··· Supplied information ···

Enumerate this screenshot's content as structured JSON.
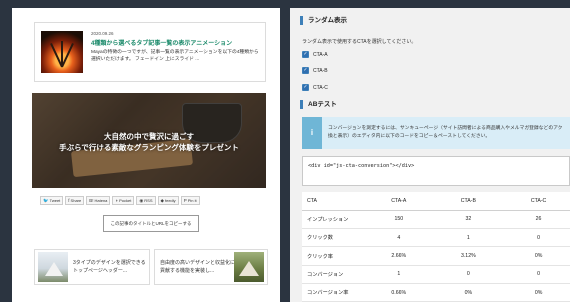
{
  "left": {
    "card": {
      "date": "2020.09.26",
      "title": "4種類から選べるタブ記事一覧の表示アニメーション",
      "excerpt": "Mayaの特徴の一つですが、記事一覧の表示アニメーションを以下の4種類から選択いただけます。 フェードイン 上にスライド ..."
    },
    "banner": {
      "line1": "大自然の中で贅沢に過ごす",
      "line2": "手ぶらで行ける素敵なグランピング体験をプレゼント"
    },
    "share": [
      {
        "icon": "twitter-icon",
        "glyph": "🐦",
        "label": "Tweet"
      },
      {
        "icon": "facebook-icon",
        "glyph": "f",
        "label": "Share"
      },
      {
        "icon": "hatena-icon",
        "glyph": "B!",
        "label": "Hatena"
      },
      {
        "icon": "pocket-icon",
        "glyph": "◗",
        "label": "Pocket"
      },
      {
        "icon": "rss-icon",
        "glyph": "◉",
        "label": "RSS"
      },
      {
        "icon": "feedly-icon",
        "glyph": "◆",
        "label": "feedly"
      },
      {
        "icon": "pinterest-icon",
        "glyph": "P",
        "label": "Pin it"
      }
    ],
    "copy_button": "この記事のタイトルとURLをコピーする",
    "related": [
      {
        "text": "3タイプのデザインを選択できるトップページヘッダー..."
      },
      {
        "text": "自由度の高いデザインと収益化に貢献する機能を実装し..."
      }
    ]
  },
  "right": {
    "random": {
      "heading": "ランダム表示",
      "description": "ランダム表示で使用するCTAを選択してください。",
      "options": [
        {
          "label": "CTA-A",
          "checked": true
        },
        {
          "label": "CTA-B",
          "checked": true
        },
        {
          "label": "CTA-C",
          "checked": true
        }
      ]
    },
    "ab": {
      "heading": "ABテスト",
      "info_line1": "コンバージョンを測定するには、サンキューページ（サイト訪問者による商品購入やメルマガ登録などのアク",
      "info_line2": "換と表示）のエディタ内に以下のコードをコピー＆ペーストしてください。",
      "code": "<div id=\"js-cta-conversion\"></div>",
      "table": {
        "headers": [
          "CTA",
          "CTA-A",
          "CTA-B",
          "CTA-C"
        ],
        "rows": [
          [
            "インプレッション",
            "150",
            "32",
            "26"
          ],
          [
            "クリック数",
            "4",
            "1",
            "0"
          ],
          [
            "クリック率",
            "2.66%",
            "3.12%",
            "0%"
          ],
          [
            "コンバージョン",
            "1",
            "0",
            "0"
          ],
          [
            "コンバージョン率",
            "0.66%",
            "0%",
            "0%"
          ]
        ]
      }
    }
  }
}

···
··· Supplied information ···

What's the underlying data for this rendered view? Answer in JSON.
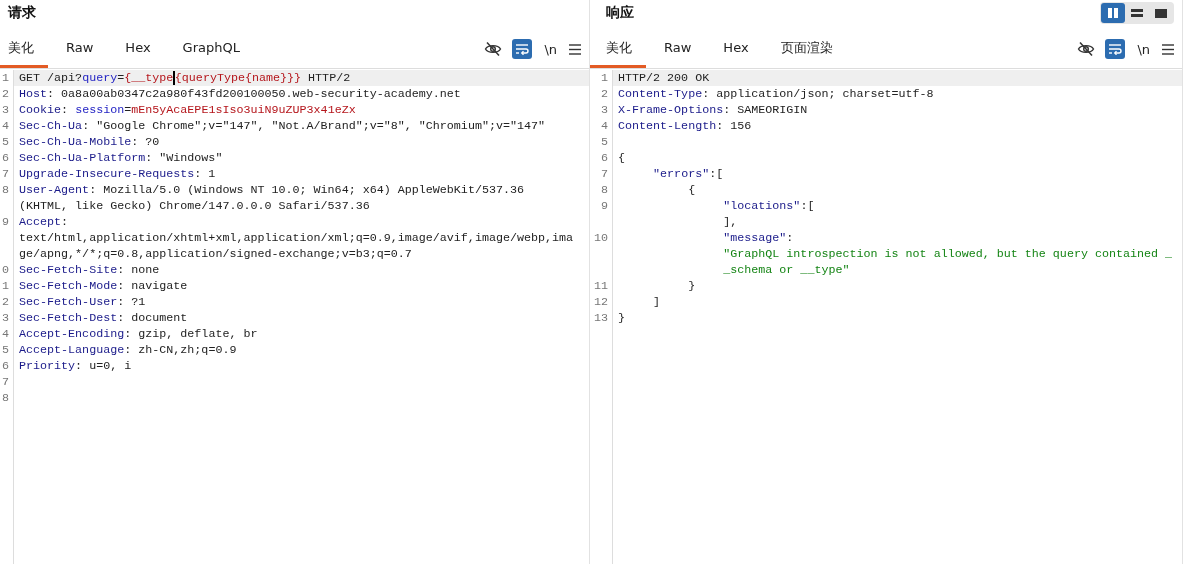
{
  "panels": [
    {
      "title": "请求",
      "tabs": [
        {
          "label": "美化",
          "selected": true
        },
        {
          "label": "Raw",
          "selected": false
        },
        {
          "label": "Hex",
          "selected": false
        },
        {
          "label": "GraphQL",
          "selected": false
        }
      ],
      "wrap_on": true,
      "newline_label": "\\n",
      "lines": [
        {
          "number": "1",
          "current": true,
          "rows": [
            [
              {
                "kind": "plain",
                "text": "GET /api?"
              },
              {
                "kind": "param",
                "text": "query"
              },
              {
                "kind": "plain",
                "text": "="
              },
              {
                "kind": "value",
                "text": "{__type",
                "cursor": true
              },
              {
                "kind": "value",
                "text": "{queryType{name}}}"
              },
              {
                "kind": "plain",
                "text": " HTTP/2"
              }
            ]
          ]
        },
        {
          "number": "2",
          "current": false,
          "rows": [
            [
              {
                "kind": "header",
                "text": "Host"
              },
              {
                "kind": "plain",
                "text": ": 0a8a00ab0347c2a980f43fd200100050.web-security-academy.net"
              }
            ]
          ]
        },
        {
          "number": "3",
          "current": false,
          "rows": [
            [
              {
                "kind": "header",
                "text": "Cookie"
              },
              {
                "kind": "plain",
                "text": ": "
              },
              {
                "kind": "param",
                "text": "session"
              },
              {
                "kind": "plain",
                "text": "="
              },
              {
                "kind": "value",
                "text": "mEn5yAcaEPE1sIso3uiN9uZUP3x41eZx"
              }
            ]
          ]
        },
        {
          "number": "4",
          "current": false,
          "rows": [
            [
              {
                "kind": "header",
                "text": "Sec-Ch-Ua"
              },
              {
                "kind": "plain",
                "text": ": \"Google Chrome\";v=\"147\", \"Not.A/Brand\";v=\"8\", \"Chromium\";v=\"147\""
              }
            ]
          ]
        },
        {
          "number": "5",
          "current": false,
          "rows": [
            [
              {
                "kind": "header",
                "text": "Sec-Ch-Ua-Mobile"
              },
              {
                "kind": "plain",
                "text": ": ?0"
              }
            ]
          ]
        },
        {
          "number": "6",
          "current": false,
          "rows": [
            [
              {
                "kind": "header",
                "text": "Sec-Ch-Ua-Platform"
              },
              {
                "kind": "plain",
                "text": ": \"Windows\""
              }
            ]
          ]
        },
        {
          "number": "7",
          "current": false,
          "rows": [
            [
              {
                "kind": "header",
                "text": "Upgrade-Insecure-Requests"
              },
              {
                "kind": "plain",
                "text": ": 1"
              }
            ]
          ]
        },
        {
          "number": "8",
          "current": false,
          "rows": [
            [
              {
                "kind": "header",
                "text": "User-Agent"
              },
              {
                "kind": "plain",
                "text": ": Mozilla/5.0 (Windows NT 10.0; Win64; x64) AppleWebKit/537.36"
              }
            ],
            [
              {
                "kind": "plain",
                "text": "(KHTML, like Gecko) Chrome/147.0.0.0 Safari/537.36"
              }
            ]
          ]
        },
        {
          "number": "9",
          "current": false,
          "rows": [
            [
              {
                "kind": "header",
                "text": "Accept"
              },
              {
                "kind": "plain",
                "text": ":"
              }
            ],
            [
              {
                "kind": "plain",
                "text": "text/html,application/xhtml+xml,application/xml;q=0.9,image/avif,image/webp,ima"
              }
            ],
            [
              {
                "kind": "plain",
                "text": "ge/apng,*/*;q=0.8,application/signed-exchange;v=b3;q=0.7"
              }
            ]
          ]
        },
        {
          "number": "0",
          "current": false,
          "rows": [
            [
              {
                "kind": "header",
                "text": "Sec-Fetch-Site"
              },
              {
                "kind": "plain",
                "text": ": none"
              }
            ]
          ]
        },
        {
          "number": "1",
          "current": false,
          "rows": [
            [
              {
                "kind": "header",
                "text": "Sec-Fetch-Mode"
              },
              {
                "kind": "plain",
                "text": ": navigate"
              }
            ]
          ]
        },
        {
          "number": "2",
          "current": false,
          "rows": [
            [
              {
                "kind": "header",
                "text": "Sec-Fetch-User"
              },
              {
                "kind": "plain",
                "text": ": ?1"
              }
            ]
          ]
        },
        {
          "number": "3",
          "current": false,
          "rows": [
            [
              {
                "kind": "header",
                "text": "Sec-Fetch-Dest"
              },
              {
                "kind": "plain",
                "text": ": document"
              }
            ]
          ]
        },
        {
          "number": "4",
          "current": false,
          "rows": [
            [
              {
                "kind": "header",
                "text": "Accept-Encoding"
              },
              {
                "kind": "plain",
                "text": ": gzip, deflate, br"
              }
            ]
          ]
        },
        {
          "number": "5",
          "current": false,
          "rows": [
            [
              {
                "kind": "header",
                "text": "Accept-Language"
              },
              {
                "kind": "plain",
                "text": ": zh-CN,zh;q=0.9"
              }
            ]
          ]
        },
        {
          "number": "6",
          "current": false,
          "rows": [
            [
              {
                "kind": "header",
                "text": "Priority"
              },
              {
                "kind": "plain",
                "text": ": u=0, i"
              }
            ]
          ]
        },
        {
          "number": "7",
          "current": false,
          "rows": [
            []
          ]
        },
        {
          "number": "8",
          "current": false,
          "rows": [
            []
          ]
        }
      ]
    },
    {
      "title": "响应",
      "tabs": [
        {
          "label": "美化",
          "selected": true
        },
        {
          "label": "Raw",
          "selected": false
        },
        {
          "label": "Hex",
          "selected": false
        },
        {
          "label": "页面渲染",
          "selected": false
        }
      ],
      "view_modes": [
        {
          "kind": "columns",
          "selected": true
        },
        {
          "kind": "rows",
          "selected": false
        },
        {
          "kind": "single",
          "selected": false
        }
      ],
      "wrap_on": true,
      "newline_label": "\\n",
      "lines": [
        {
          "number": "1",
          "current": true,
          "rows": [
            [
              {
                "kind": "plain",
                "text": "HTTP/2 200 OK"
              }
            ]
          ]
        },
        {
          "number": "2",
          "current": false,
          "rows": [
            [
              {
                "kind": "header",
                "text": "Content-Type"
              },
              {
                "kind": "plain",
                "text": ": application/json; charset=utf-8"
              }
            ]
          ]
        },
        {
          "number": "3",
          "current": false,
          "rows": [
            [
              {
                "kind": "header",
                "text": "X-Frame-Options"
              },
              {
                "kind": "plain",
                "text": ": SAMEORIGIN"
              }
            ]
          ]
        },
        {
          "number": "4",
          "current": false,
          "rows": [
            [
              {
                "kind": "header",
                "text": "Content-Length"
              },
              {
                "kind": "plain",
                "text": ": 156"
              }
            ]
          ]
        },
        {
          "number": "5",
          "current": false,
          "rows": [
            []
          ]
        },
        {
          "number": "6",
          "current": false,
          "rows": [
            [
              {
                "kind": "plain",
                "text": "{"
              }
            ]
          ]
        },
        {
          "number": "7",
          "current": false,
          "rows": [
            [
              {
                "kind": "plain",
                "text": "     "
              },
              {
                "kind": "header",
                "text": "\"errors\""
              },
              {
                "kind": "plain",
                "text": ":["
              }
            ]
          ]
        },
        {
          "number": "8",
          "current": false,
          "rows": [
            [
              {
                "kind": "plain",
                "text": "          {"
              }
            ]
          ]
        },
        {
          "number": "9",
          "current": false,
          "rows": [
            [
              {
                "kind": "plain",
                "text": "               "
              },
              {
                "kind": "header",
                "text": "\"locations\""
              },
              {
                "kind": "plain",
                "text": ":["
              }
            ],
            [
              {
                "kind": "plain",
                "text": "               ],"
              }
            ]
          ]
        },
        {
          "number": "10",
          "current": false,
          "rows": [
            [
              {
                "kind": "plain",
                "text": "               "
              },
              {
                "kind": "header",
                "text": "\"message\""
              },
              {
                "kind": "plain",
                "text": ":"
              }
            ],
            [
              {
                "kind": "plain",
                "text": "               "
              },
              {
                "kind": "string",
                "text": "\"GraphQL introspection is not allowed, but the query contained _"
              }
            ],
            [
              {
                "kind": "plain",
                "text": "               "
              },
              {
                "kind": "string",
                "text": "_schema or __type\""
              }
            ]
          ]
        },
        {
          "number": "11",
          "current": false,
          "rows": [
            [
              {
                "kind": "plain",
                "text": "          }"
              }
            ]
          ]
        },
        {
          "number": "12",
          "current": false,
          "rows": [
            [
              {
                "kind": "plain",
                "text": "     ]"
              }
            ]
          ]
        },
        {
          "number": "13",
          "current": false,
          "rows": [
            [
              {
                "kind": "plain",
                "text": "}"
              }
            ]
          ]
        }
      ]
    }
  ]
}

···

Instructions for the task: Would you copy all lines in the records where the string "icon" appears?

Response to the task:
        "icon": "twitter-icon",
        "icon": "facebook-icon",
        "icon": "hatena-icon",
        "icon": "pocket-icon",
        "icon": "rss-icon",
        "icon": "feedly-icon",
        "icon": "pinterest-icon",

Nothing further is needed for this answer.